Scientists have isolated two mechanisms that potentially explain how elevated CO2 levels reduce plant nutrients. The first is a "biomass dilution" effect. As plants absorb more airborne carbon, they produce higher-than-normal levels of carbohydrates but are unable to boost their relative intake of soil nutrients. The result of this dilution effect is increased yields of carbohydrate-rich fruits, vegetables, and grains that contain lower levels of macro- and micronutrients. Put simply, a bite of bread in our current CO2 atmosphere ends up being more nutritious than one in the CO2-enriched atmosphere of the future.
A second problem: Plants exposed to increased CO2 levels start to narrow the stomata through which they inhale CO2 and exhale water vapor via transpiration. This benefits plants by making them more drought resistant, but it also means that fewer waterborne nutrients flow into the roots. According to Loladze, if carbon-dioxide levels are doubled, transpiration decreases by about 23 percent.
A particularly disturbing study suggests that the mechanisms of CO2 nutrient depletion may already be causing a decline in the quality of our food supply. Josep Penuelas of the Center for Ecological Research and Forestry Applications in Barcelona, Spain, compared historical plant samples grown at preindustrial levels of atmospheric CO2 with modern equivalents. He found that today's plants had the lowest levels of calcium, copper, iron, potassium, magnesium, sodium, sulfur, and zinc than at any time in the last three centuries.
Research for Tomorrow
The obvious way to reduce the risk of declining food quality is to cut fossil-fuel emissions, thereby reducing atmospheric CO2 concentrations. But political resistance in the U.S. and the global failure to effectively curtail emissions means that CO2 levels will rise far higher in coming decades. Therefore, scientists say, we need to quickly embark on a crash program to research the biochemical impacts of CO2 and prepare for the potential nutritional harm.
"Nobody really knows how serious the changing chemical composition of plants caused by heightened CO2 will be," warns Mattson. "We are just scratching the surface here. ... It is a wide-open question about what impact this will have on the nutritional physiology or reproductive success of animals."
Loladze agrees that three dozen studies, or even 200, prove nothing conclusively. Curtis suggests a novel fast-track strategy for quickly expanding that database: He says that data may not need to come from new experiments, but may already exist "as archived seeds" and other stored vegetative matter left over from the 2,700 CO2 plant experiments already completed. Korner, however, calls for an aggressive new round of nutrient experiments conducted on a global scale.

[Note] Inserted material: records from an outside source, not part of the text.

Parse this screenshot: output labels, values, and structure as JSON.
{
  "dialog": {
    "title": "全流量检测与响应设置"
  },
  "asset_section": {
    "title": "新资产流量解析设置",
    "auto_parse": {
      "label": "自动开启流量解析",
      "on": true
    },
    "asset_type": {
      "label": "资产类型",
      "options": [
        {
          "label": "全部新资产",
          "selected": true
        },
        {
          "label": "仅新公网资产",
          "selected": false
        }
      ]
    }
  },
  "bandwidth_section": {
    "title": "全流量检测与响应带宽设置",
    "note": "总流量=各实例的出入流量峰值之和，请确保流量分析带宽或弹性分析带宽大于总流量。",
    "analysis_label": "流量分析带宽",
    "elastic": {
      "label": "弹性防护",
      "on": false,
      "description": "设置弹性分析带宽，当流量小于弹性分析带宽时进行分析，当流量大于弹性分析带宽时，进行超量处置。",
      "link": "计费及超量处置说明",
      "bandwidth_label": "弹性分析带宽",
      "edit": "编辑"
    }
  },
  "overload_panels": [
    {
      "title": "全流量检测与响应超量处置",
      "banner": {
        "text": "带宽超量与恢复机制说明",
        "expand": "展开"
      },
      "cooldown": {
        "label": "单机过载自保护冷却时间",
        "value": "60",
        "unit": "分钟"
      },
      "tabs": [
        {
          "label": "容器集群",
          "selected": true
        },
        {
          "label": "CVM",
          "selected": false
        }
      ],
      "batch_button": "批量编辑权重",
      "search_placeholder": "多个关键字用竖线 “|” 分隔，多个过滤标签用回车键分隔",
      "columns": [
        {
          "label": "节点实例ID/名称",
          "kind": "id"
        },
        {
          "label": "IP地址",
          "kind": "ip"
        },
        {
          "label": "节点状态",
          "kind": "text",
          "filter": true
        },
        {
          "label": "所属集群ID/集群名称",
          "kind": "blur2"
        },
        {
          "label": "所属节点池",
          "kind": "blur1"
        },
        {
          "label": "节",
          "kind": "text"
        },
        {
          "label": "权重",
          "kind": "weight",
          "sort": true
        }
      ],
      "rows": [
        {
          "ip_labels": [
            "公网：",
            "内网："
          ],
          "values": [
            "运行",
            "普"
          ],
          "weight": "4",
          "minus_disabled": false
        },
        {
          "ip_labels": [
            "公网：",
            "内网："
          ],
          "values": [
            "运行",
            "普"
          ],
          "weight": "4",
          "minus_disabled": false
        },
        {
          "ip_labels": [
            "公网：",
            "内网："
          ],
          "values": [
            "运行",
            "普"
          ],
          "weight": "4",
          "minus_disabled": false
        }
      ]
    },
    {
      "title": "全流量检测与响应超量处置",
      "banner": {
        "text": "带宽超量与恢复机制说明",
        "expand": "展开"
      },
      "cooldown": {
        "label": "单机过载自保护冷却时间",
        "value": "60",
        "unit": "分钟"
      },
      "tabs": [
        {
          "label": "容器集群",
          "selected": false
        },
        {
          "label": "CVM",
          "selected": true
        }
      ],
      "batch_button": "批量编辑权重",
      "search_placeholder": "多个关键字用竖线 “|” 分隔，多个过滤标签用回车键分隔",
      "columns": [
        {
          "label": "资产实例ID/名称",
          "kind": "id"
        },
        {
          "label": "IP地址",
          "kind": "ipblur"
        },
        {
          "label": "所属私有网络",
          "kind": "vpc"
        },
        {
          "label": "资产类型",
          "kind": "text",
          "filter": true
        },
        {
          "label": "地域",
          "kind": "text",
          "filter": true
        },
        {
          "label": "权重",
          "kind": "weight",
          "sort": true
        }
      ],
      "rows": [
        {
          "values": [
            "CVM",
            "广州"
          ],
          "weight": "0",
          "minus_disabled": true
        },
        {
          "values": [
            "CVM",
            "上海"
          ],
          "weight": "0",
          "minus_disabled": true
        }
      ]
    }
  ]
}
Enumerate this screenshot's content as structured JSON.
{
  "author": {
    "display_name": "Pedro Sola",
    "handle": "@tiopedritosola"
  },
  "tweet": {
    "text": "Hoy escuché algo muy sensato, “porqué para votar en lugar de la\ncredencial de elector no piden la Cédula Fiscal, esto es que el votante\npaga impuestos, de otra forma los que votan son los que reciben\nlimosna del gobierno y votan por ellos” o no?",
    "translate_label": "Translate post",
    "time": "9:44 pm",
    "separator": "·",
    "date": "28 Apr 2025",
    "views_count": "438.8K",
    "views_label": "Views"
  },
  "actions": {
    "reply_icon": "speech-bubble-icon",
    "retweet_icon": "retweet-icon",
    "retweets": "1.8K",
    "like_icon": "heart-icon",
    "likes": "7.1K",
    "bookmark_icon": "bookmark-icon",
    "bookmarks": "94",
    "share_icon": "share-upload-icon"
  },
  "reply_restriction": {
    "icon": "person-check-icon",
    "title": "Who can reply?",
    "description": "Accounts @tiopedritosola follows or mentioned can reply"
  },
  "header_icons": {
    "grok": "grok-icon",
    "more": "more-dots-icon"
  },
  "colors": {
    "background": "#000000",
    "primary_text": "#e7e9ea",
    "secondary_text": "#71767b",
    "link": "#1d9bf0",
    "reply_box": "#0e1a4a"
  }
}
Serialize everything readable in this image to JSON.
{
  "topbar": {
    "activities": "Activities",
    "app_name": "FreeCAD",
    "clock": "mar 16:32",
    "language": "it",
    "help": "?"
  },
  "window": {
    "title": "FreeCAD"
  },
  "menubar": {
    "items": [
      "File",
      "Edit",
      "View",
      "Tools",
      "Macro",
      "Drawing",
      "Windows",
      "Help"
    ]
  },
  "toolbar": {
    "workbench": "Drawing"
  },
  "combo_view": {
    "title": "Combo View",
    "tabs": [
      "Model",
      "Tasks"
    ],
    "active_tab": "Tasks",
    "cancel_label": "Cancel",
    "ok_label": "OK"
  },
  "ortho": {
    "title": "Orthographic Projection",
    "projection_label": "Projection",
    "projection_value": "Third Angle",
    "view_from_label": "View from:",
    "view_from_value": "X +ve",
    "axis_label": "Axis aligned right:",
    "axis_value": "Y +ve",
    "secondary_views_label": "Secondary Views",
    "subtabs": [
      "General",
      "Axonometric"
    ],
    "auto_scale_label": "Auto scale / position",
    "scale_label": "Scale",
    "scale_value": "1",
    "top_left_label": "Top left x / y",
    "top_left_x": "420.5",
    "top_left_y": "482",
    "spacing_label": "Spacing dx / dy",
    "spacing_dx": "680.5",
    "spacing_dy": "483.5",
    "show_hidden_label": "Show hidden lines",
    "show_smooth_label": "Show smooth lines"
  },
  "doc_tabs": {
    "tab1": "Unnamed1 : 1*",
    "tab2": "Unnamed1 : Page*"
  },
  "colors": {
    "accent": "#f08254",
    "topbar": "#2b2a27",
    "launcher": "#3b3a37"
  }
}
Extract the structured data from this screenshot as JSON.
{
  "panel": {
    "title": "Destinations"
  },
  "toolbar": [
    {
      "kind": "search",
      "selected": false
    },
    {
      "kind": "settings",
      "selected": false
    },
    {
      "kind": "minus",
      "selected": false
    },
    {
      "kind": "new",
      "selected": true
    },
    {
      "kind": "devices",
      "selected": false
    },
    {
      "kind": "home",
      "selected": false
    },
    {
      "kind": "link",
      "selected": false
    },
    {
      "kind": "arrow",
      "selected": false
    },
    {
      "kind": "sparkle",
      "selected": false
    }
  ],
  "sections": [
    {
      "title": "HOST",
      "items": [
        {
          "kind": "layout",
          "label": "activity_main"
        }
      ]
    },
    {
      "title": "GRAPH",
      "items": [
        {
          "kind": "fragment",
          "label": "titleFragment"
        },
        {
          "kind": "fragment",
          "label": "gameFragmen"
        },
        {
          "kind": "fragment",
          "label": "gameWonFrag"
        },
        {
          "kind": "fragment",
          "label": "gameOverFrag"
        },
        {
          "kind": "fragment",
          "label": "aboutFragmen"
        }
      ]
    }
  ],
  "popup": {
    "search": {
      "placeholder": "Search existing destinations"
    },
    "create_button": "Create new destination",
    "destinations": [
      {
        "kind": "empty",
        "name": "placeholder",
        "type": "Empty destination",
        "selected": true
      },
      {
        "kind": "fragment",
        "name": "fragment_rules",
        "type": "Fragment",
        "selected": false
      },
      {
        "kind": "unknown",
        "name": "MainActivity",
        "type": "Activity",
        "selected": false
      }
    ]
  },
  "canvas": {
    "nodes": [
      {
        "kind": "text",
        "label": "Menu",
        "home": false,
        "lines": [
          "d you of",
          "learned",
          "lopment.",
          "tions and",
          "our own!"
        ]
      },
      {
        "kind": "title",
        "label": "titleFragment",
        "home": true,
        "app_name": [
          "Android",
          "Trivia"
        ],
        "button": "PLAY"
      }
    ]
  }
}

Such massive research would require major funding, something the Bush administration seems unlikely to provide. Still, throw more money at the problem, agrees Mattson, and, "you'll get more people working, and you'll accrue the knowledge faster. Whether it can influence policy, that's difficult to say. We have an administration that has its mind set on what the policy should be. And it's always possible for them to say we just don't know enough yet to act. It's a [faulty] defense anyone can employ: to say, 'there is so much unknown; let's not do anything.'"
At some point, though, there will be a tipping point, which is what most worries scientists like Mattson. He looks at the vast array of harm caused by increased greenhouse-gas levels -- melting ice caps, extreme weather, the altering of wildlife habitat, and the biochemical impacts of rising CO2 levels -- and concludes, "You push something a little bit every year over the long term, and you see little or nothing changing. And all of a sudden ... one of those nonlinear changes occurs, where you push everything just far enough, and you're over a cliff."